Like other industries, the mobility sector benefits from the intensive exchange between the worlds of academia and business that the Ruhr region offers. In the EffizienzCluster LogistikRuhr initiative, for example, more than 180 companies work together with over 600 academics from 20 research and educational institutions to develop the logistics of the future. The Fraunhofer Institute for Material Flow and Logistics (IML) in Dortmund is the world’s largest research institute in this field.

Innovations are tested directly in the real-world laboratory of the Ruhr: ‘It’s a real challenge with so many densely located cities,’ says Daniela Kirsch, who researches topics like low-noise night-time logistics at the Fraunhofer Institute. Her team recently used an electric 18-tonne HGV to supply a retail chain’s inner-city branches between the hours of ten o’clock at night and midnight. The conclusion: ‘It’s feasible, both technologically and in terms of complying with regulations,’ says the logistics expert with a degree from the Technical University (TU) of Dortmund.

Less traffic, less noise, better air: ‘Mobility and quality of life are inextricably linked,’ emphasises Georg Nesselhauf from the Mobilität-Werk-Stadt initiative, where city residents, city councils and companies work together to achieve sustainable mixed mobility in the Metropolis Ruhr.

Mobility without car ownership

Having a driving licence is becoming less important for younger generations, according to a study by the German Federal Ministry of Transport. The growing desire for mobility without car ownership meets a wide range of options in the Ruhr region. BOGESTRA, for example, one of Germany’s largest transport companies which is based in Bochum, is working on developing an app that by 2020 should make it possible to travel throughout Germany using different means of public transport – with just one ticket.

The ‘RUHRAUTOe’ project initiated by the renowned CAR Institute at the University of Duisburg-Essen by Professor Ferdinand Dudenhöffer aims to help residents like students in the Metropolis Ruhr come to grips with hiring electric vehicles. ‘Anyone who doubts whether they would be able to visit their grandmother in Sauerland from Gelsenkirchen can try it for themselves and see that it is possible,’ says project manager Andreas Allebrod.

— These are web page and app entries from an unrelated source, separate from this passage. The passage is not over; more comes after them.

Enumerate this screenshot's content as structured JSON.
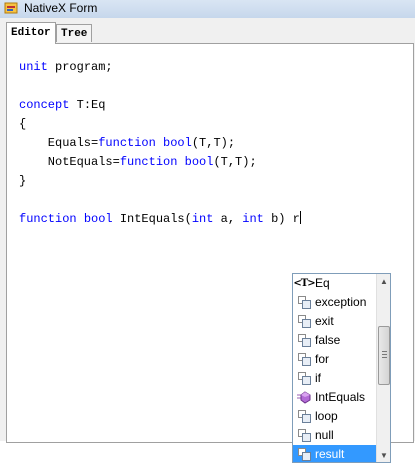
{
  "window": {
    "title": "NativeX Form"
  },
  "tabs": [
    {
      "label": "Editor",
      "active": true
    },
    {
      "label": "Tree",
      "active": false
    }
  ],
  "editor": {
    "lines": [
      {
        "parts": [
          {
            "t": "unit",
            "kw": true
          },
          {
            "t": " program;",
            "kw": false
          }
        ]
      },
      {
        "parts": []
      },
      {
        "parts": [
          {
            "t": "concept",
            "kw": true
          },
          {
            "t": " T:Eq",
            "kw": false
          }
        ]
      },
      {
        "parts": [
          {
            "t": "{",
            "kw": false
          }
        ]
      },
      {
        "parts": [
          {
            "t": "    Equals=",
            "kw": false
          },
          {
            "t": "function",
            "kw": true
          },
          {
            "t": " ",
            "kw": false
          },
          {
            "t": "bool",
            "kw": true
          },
          {
            "t": "(T,T);",
            "kw": false
          }
        ]
      },
      {
        "parts": [
          {
            "t": "    NotEquals=",
            "kw": false
          },
          {
            "t": "function",
            "kw": true
          },
          {
            "t": " ",
            "kw": false
          },
          {
            "t": "bool",
            "kw": true
          },
          {
            "t": "(T,T);",
            "kw": false
          }
        ]
      },
      {
        "parts": [
          {
            "t": "}",
            "kw": false
          }
        ]
      },
      {
        "parts": []
      },
      {
        "parts": [
          {
            "t": "function",
            "kw": true
          },
          {
            "t": " ",
            "kw": false
          },
          {
            "t": "bool",
            "kw": true
          },
          {
            "t": " IntEquals(",
            "kw": false
          },
          {
            "t": "int",
            "kw": true
          },
          {
            "t": " a, ",
            "kw": false
          },
          {
            "t": "int",
            "kw": true
          },
          {
            "t": " b) r",
            "kw": false
          }
        ],
        "caret": true
      }
    ]
  },
  "autocomplete": {
    "items": [
      {
        "label": "Eq",
        "icon": "type-concept-icon",
        "icon_text": "<T>"
      },
      {
        "label": "exception",
        "icon": "keyword-icon"
      },
      {
        "label": "exit",
        "icon": "keyword-icon"
      },
      {
        "label": "false",
        "icon": "keyword-icon"
      },
      {
        "label": "for",
        "icon": "keyword-icon"
      },
      {
        "label": "if",
        "icon": "keyword-icon"
      },
      {
        "label": "IntEquals",
        "icon": "function-member-icon"
      },
      {
        "label": "loop",
        "icon": "keyword-icon"
      },
      {
        "label": "null",
        "icon": "keyword-icon"
      },
      {
        "label": "result",
        "icon": "keyword-icon",
        "selected": true
      }
    ],
    "scroll_position_fraction": 0.38
  },
  "colors": {
    "keyword": "#0000ff",
    "selection": "#3399ff",
    "text": "#000000"
  }
}
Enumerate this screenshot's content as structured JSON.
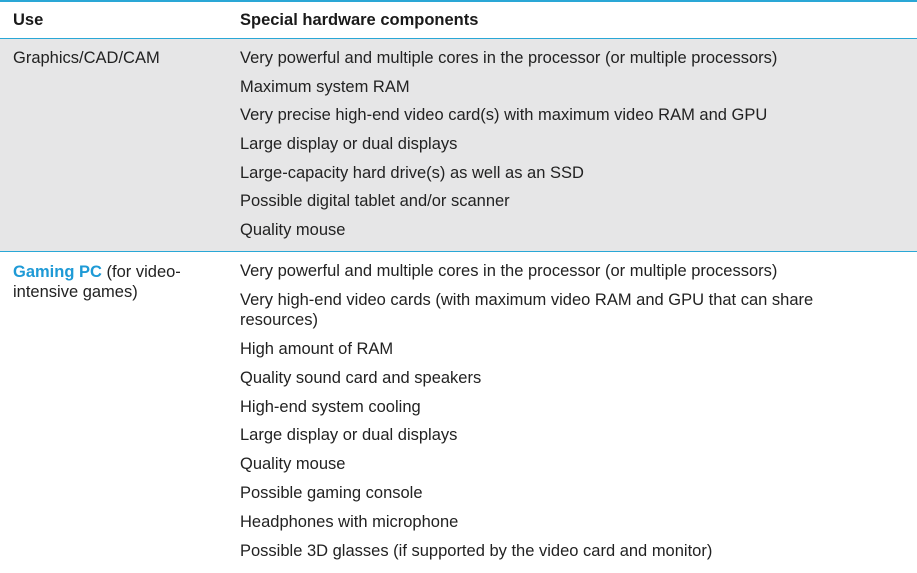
{
  "table": {
    "header": {
      "use": "Use",
      "components": "Special hardware components"
    },
    "rows": [
      {
        "use_text": "Graphics/CAD/CAM",
        "components": [
          "Very powerful and multiple cores in the processor (or multiple processors)",
          "Maximum system RAM",
          "Very precise high-end video card(s) with maximum video RAM and GPU",
          "Large display or dual displays",
          "Large-capacity hard drive(s) as well as an SSD",
          "Possible digital tablet and/or scanner",
          "Quality mouse"
        ]
      },
      {
        "use_highlight": "Gaming PC",
        "use_text": " (for video-intensive games)",
        "components": [
          "Very powerful and multiple cores in the processor (or multiple processors)",
          "Very high-end video cards (with maximum video RAM and GPU that can share resources)",
          "High amount of RAM",
          "Quality sound card and speakers",
          "High-end system cooling",
          "Large display or dual displays",
          "Quality mouse",
          "Possible gaming console",
          "Headphones with microphone",
          "Possible 3D glasses (if supported by the video card and monitor)"
        ]
      }
    ]
  },
  "colors": {
    "accent_rule": "#2aa7d6",
    "highlight_text": "#1e9ad6",
    "shaded_row": "#e6e6e7"
  }
}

Bicycle hire company metropolradruhr is also partnering with universities and modernising its fleet so that bicycle locks can be operated directly using an app.

‘We need the bicycle as a fully-fledged transport option,’ says Martin Tönnes, the head of planning for the Regional Association Ruhr who manages the ‘Radschnellweg 1’ project. From 2020, this project will connect the cities between Duisburg and Hamm by means of a 100-kilometre-long cycling super-highway. With its completion, up to 50,000 commuters are expected to cycle the route on a daily basis. The longest cycling super-highway in the world is piquing international interest: Tönnes has already been visited in Essen by groups from Japan and Australia, and American bloggers were excited by the ‘German bike autobahn’.

With digitisation and by bundling HGV routes together, Heuremo founder Sven Spiekermann also wants to ‘solve a problem in the Ruhr region and bring the solution to Germany and the rest of the world’. That’s how he puts it – and he sounds like the successful entrepreneurs before him. But his office in Duisburg’s Inner Harbour looks much nicer than Steve Jobs’ garage.